The album is produced by John Congleton, who has worked with artists like St. Vincent on her Grammy-winning self-titled album, as well as David Byrne and Angel Olson and his sound comes through clearly in this record. I suppose if you were extremely attached to the melancholic guitar-fueled quiet power of Van Etten’s previous work, this album might feel like a jarring attempt at a more popular sound, but the Van Etten you know and love is still completely here. The songs are fueled more by keys and prominent rhythms, but Van Etten’s powerful melodies and raw vocals are as audible as ever, with her songwriting crafting stories, moods and moments that can be simultaneously romantic and foreboding.
The album’s beginning is immediately compelling, with “I Told You Everything” and its measured pace and sparse lyrics conveying a world of emotion. It’s a simply told story of a complex moment, a moment or a night when you share your stories and your past with someone and you feel your relationship change. The album is sprinkled with scenes like this, which describe the mundane moments in which people can fall in love, from sharing a drink to finding your partner cleaning the floor while listening to the Black Crowes, as in “Malibu.” While the album has plenty of romanticism, it all comes couched in aural darkness and heaviness (most evident on the wonderfully overwhelming “Jupiter 4”) that balances out the scenes of new love.

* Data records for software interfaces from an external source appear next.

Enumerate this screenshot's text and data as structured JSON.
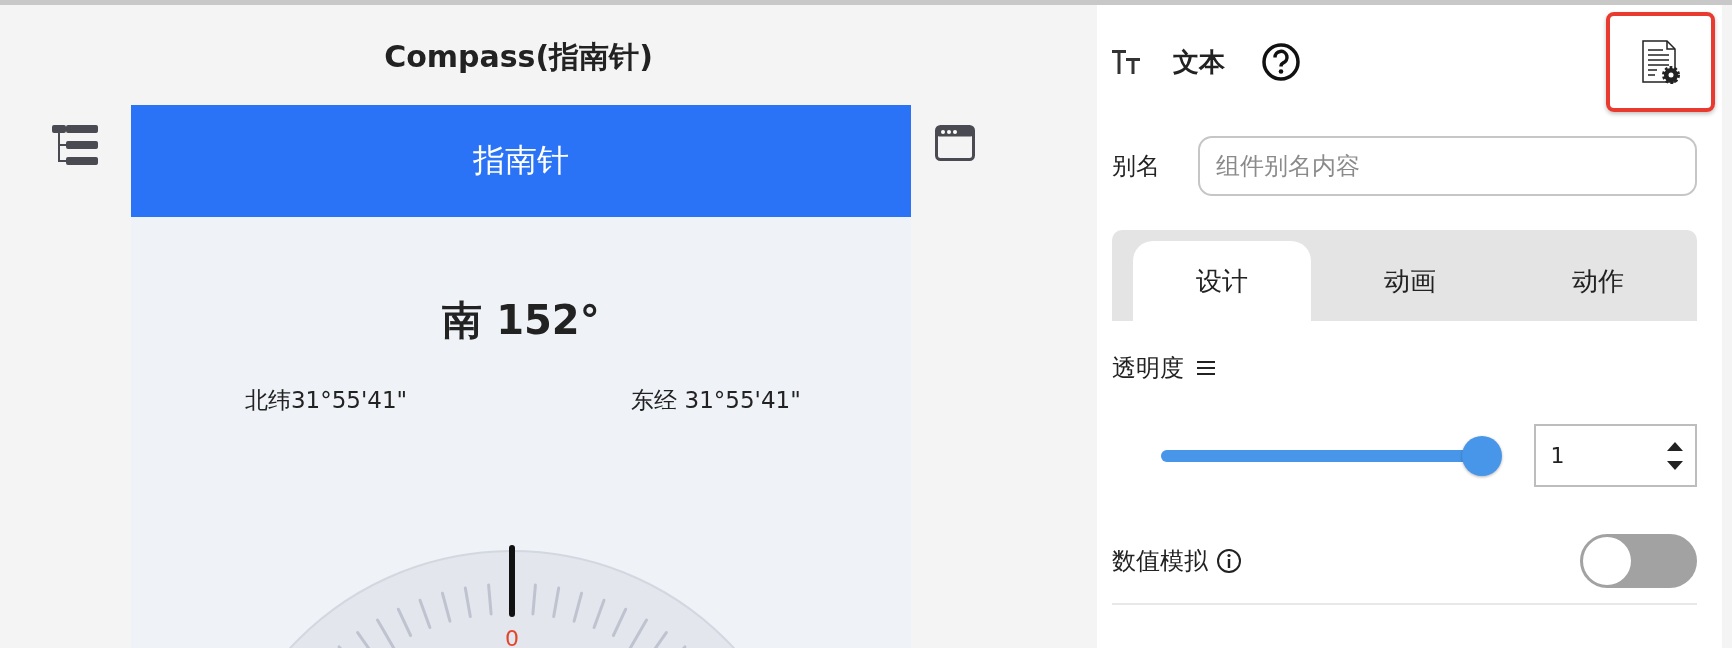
{
  "canvas": {
    "title": "Compass(指南针)",
    "phone": {
      "header": "指南针",
      "heading": "南 152°",
      "latitude": "北纬31°55'41\"",
      "longitude": "东经 31°55'41\"",
      "dial_label": "0"
    }
  },
  "panel": {
    "component": "文本",
    "alias": {
      "label": "别名",
      "placeholder": "组件别名内容"
    },
    "tabs": [
      {
        "label": "设计",
        "selected": true
      },
      {
        "label": "动画",
        "selected": false
      },
      {
        "label": "动作",
        "selected": false
      }
    ],
    "opacity": {
      "label": "透明度",
      "level": 1,
      "value": "1"
    },
    "simulation": {
      "label": "数值模拟",
      "on": false
    }
  }
}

It’s a mature approach to love, an approach that is fully aware that “no one’s easy to love,” as the Congleton-heavy second track says.

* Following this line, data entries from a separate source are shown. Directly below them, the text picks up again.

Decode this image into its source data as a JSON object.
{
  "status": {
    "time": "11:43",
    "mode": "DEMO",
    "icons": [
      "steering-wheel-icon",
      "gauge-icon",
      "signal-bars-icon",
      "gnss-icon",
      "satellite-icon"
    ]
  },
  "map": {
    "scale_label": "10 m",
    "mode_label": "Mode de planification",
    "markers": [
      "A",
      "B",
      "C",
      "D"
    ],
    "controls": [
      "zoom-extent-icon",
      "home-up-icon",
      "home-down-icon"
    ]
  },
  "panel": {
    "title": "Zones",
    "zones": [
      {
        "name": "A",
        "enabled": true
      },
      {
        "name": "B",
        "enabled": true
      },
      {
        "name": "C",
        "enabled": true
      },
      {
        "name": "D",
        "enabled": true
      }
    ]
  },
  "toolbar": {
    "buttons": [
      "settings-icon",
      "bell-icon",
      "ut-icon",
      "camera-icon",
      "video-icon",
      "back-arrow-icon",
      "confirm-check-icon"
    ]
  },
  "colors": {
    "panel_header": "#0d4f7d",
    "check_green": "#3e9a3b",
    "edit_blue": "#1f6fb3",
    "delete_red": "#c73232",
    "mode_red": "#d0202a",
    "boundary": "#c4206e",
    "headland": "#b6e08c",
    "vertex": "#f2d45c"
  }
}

In that way, the centerpiece standout of the album, “Seventeen,” is something like the glue that holds the album together thematically. The open-air-ready song finds Van Etten looking back at her youth, when she lived more “freely”, but was insecure and nervous and without the hard-won wisdom present-day Van Etten carries, which has led her to this maturity and love in her life. Van Etten sings to her younger self with love, though, because although she may have known less and made mistakes she became the present Van Etten, and she got her to this point today. Most of the song sounds very “pop” compared to a lot of Van Etten’s output, but her raw, truly vulnerable vocals at the end are a reminder of what she can do so well, which is to reach inside of her heart and soul and convert a piece of herself into song.

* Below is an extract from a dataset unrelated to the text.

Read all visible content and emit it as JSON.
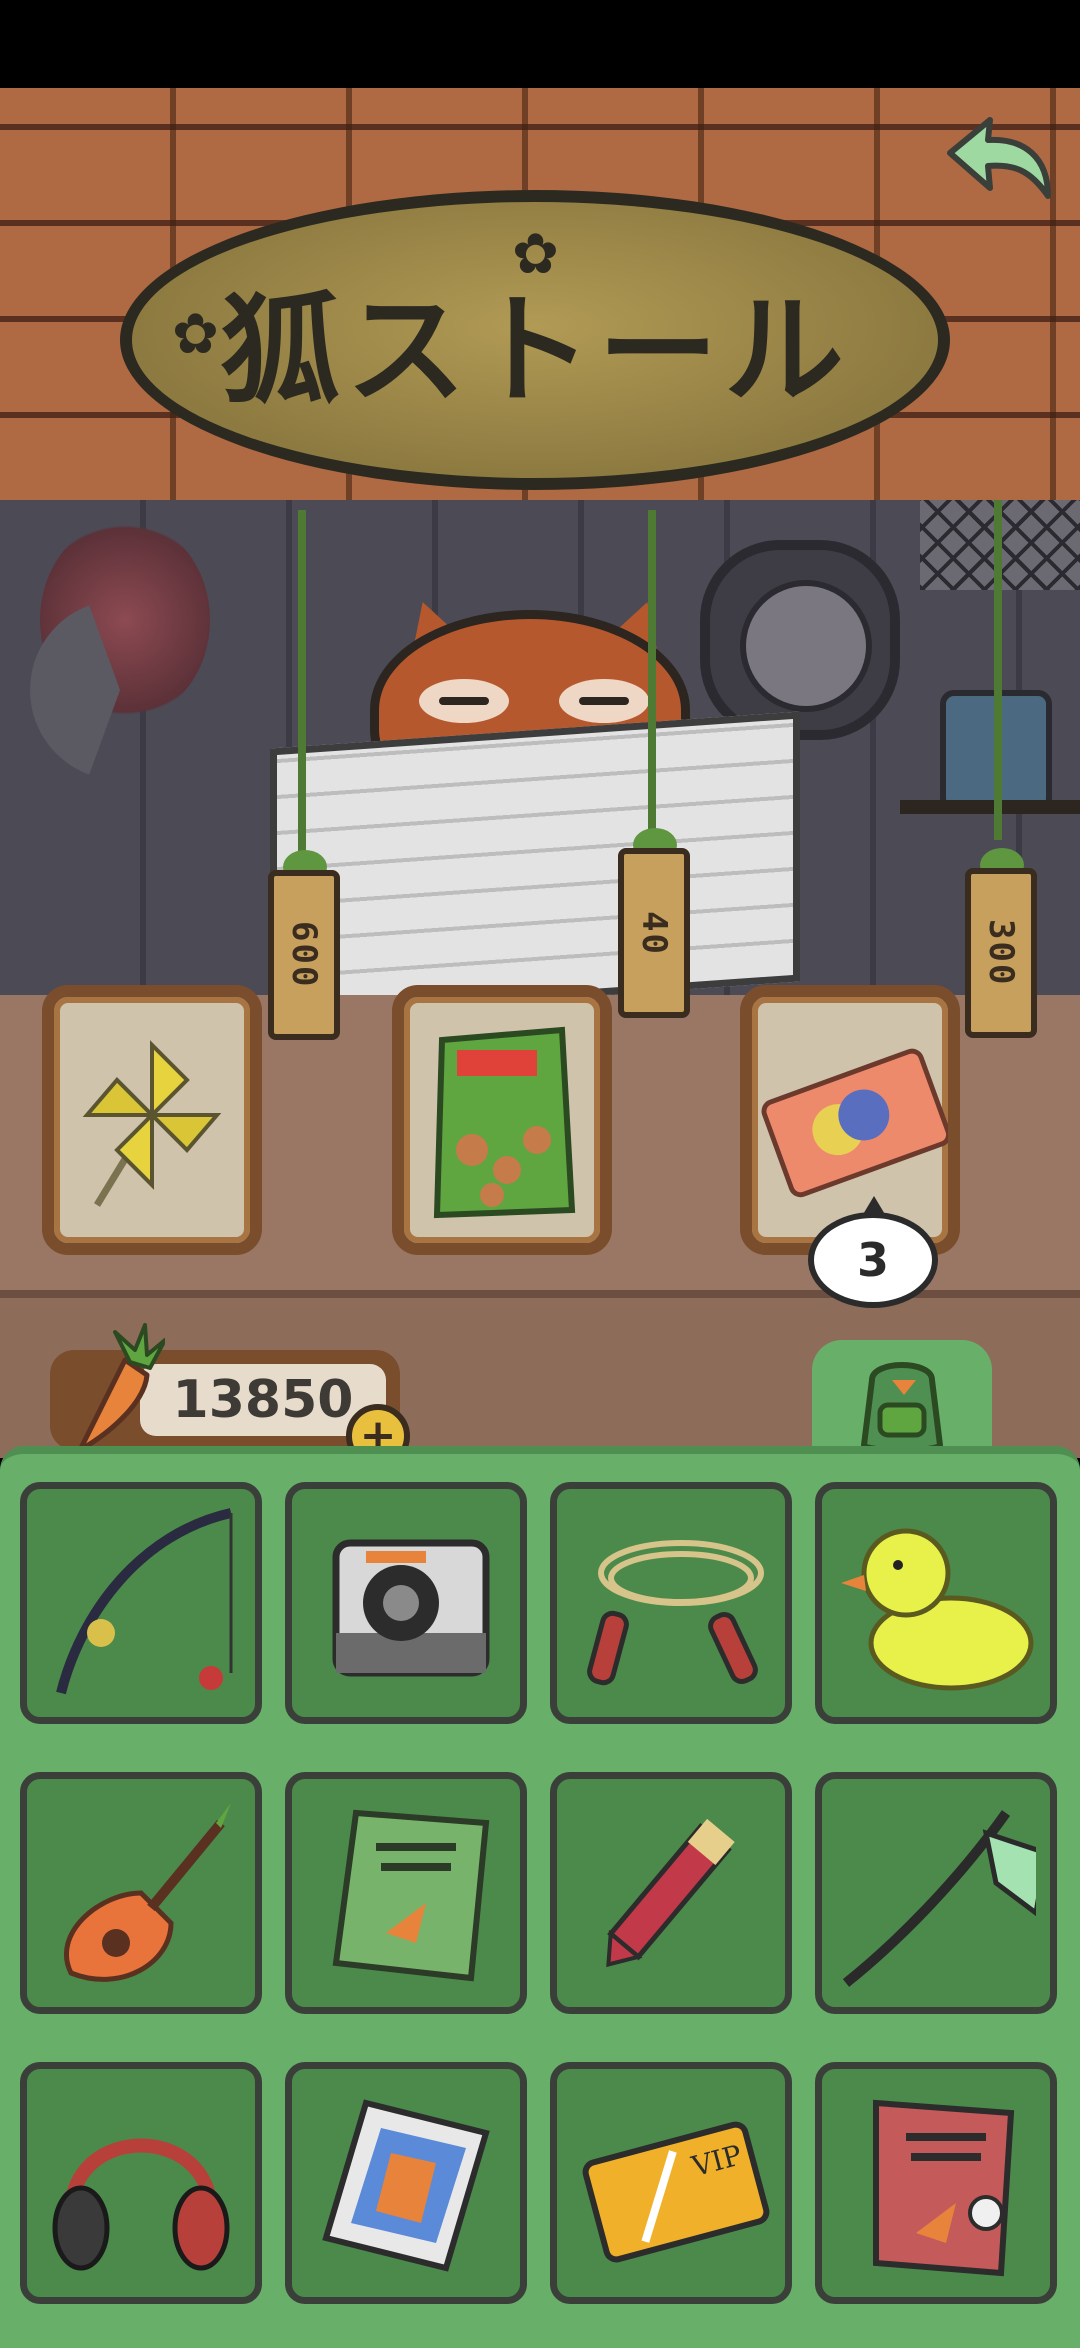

Remind Me Tomorrow is largely made up of stunners, with even the less “showy” songs enchanting you easily when you give them your time. Late-album tracks, “You Shadow” and “Hands” are both adult pieces of wisdom about finding authenticity and a loving touch, respectively, while “Comeback Kid” is a rocking song that serves as Van Etten’s clarification that we don’t know all sides of her and can’t box her in to one style of music based on her previous work. That song’s spirit carries through every track, imbuing each one with a confidence that doesn’t allow for haters. Van Etten lets the defiant stance fall for just a moment at the end with “Stay,” the gentlest and quietest song on the album that sings about the unparalleled and unwavering love between a mother and child. It’s the ultimate form of mature love, and the song requires no heavy synths or distorted riffs to convey its message.
With Remind Me Tomorrow, Sharon Van Etten has made an album that feels effortless, personal yet universal, and genuinely adult; it’s one of the first can’t-miss albums of 2019.